I learned first-hand about the value of "medical manners" through a recent experience at a specialist's office.
After being referred to a respected dermatologist and waiting months to see him, I found myself facing an awkward dilemma when I checked in: my appointment was actually on a different date. Oops.
It doesn't matter who made the scheduling error; what matters is how the medical receptionist dealt with it. Rather than sending me on my way she smiled and said, "You've come all this way and you're here now, so let's see what we can do about this," while inviting me to take a seat. And before I could say "pre-cancerous" I was in the examination room having my worrisome lesion inspected by a calm and caring physician.
I was flabbergasted! I had fully expected to be turned away because of his busy schedule. Instead, I was invited to stay out of respect for mine.
That's an extraordinary example of clinical courtesy, and one that is difficult to replicate. But it leads to an interesting question: how would that scenario have played out in your office?

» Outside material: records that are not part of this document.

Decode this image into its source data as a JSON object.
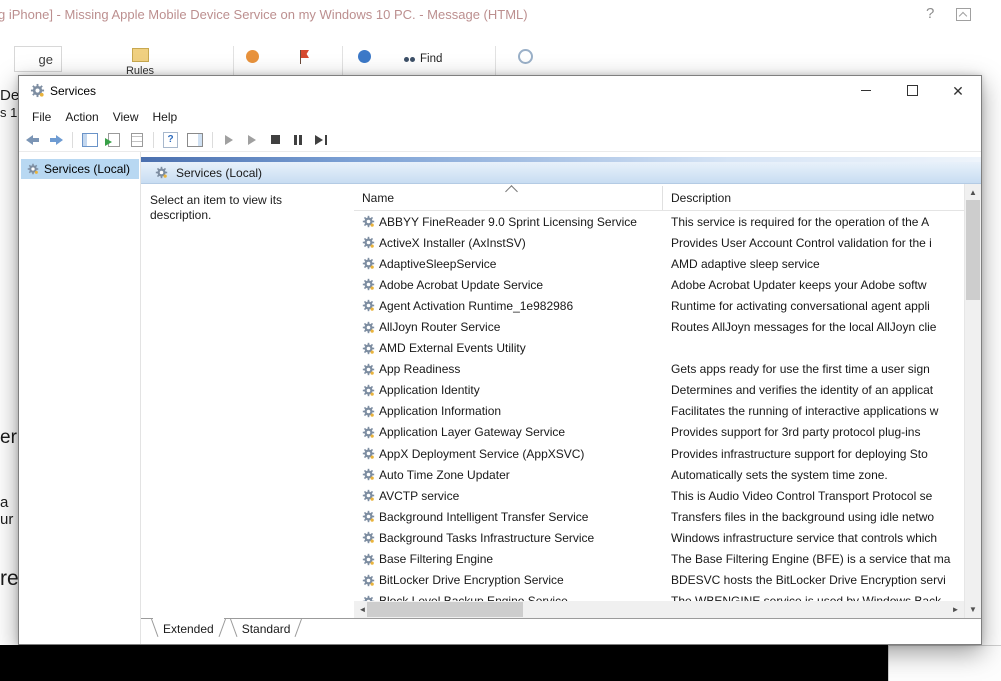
{
  "background_window": {
    "title_bar": {
      "title": "g iPhone] - Missing Apple Mobile Device Service on my Windows 10 PC. - Message (HTML)",
      "help_icon": "?"
    },
    "ribbon": {
      "tab_fragment": "ge",
      "rules_label": "Rules",
      "find_label": "Find"
    },
    "message_fragments": [
      "De",
      "s 1",
      "er",
      "a",
      "ur",
      "re"
    ]
  },
  "services_window": {
    "title": "Services",
    "menu": [
      "File",
      "Action",
      "View",
      "Help"
    ],
    "toolbar": {
      "help_icon": "?"
    },
    "tree": {
      "selected_item": "Services (Local)"
    },
    "content_header": "Services (Local)",
    "description_placeholder": "Select an item to view its description.",
    "list": {
      "columns": [
        "Name",
        "Description"
      ],
      "rows": [
        {
          "name": "ABBYY FineReader 9.0 Sprint Licensing Service",
          "description": "This service is required for the operation of the A"
        },
        {
          "name": "ActiveX Installer (AxInstSV)",
          "description": "Provides User Account Control validation for the i"
        },
        {
          "name": "AdaptiveSleepService",
          "description": "AMD adaptive sleep service"
        },
        {
          "name": "Adobe Acrobat Update Service",
          "description": "Adobe Acrobat Updater keeps your Adobe softw"
        },
        {
          "name": "Agent Activation Runtime_1e982986",
          "description": "Runtime for activating conversational agent appli"
        },
        {
          "name": "AllJoyn Router Service",
          "description": "Routes AllJoyn messages for the local AllJoyn clie"
        },
        {
          "name": "AMD External Events Utility",
          "description": ""
        },
        {
          "name": "App Readiness",
          "description": "Gets apps ready for use the first time a user sign"
        },
        {
          "name": "Application Identity",
          "description": "Determines and verifies the identity of an applicat"
        },
        {
          "name": "Application Information",
          "description": "Facilitates the running of interactive applications w"
        },
        {
          "name": "Application Layer Gateway Service",
          "description": "Provides support for 3rd party protocol plug-ins"
        },
        {
          "name": "AppX Deployment Service (AppXSVC)",
          "description": "Provides infrastructure support for deploying Sto"
        },
        {
          "name": "Auto Time Zone Updater",
          "description": "Automatically sets the system time zone."
        },
        {
          "name": "AVCTP service",
          "description": "This is Audio Video Control Transport Protocol se"
        },
        {
          "name": "Background Intelligent Transfer Service",
          "description": "Transfers files in the background using idle netwo"
        },
        {
          "name": "Background Tasks Infrastructure Service",
          "description": "Windows infrastructure service that controls which"
        },
        {
          "name": "Base Filtering Engine",
          "description": "The Base Filtering Engine (BFE) is a service that ma"
        },
        {
          "name": "BitLocker Drive Encryption Service",
          "description": "BDESVC hosts the BitLocker Drive Encryption servi"
        },
        {
          "name": "Block Level Backup Engine Service",
          "description": "The WBENGINE service is used by Windows Back"
        }
      ]
    },
    "tabs": [
      "Extended",
      "Standard"
    ]
  }
}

Following is an APGAR-like checklist that will help you evaluate the wellness of your practice. It's called the Civility Scoring System, and it's as simple as 1, 2, 3.
For each of these 10 statements, give yourself 1 point if it happens rarely in your practice, 2 points if it happens often, and 3 points if it happens always.
1. Patients are greeted by name: Rarely __ Often __ Always __
2. We dress in a professional manner: Rarely __ Often __ Always __
3. Patients are seen on time: Rarely __ Often __ Always __
4. The team speaks respectfully to & about one another: Rarely __ Often __ Always __
5. Our reception area & examination rooms are orderly: Rarely __ Often __ Always __
6. Staff members are pleasant and welcoming: Rarely __ Often __ Always __
7. We use terminology that patients understand: Rarely __ Often __ Always __
8. We are clear with our expectations of one another: Rarely __ Often __ Always __
9. Our system is efficient: Rarely __ Often __ Always __
10. When problems arise we focus on finding solutions: Rarely __ Often __ Always __
10–15 points - Diagnosis: Dismal. Your practice needs a prescription for professionalism. That may mean an attitude, environment, staff, or communication adjustment. You have to start somewhere, so choose the factor that is most challenging and begin there. If the reception area is messy, have it cleaned up. If your office dynamics are affected by interpersonal tension, declare a truce. If patients are more confused when they leave than when they arrived, clarify your message.
15-25 points - Diagnosis: Mediocre. There's still room for improvement. You may be satisfied with the status-quo, but are your patients? Ask them! Consider creating a simple survey, and let them know you welcome their feedback. Or, take a moment at the end of their appointment to find out if they have any suggestions for smoothing out your scheduling system. You could also invite your colleagues and staff to share innovative ideas for improvement - you may be pleasantly surprised by what they come up with. Then, follow through and introduce some changes.
25–30 points - Diagnosis: Robust. Your patients, staff, and colleagues appreciate your proficient, caring, and courteous manner. You don't waste time, you ensure that others know what you're talking about, and you present yourself with confidence and compassion. You take good care of your employees, your office environment, and yourself, and you lead by example. Your systems and your staff work well, and your patients admire you because you respect them. And it doesn't get any better than that!
How can you raise your Civility Score? The same way you advise your patients to start an exercise program - by taking it one step at a time.
Sue Jacques is The Civility CEO™, a veteran forensic death investigator turned corporate civility consultant who helps individuals and businesses gain confidence, earn respect and create courteous corporate cultures. She can be reached at firstname.lastname@example.org. Or visit her website www.TheCivilityCEO.com.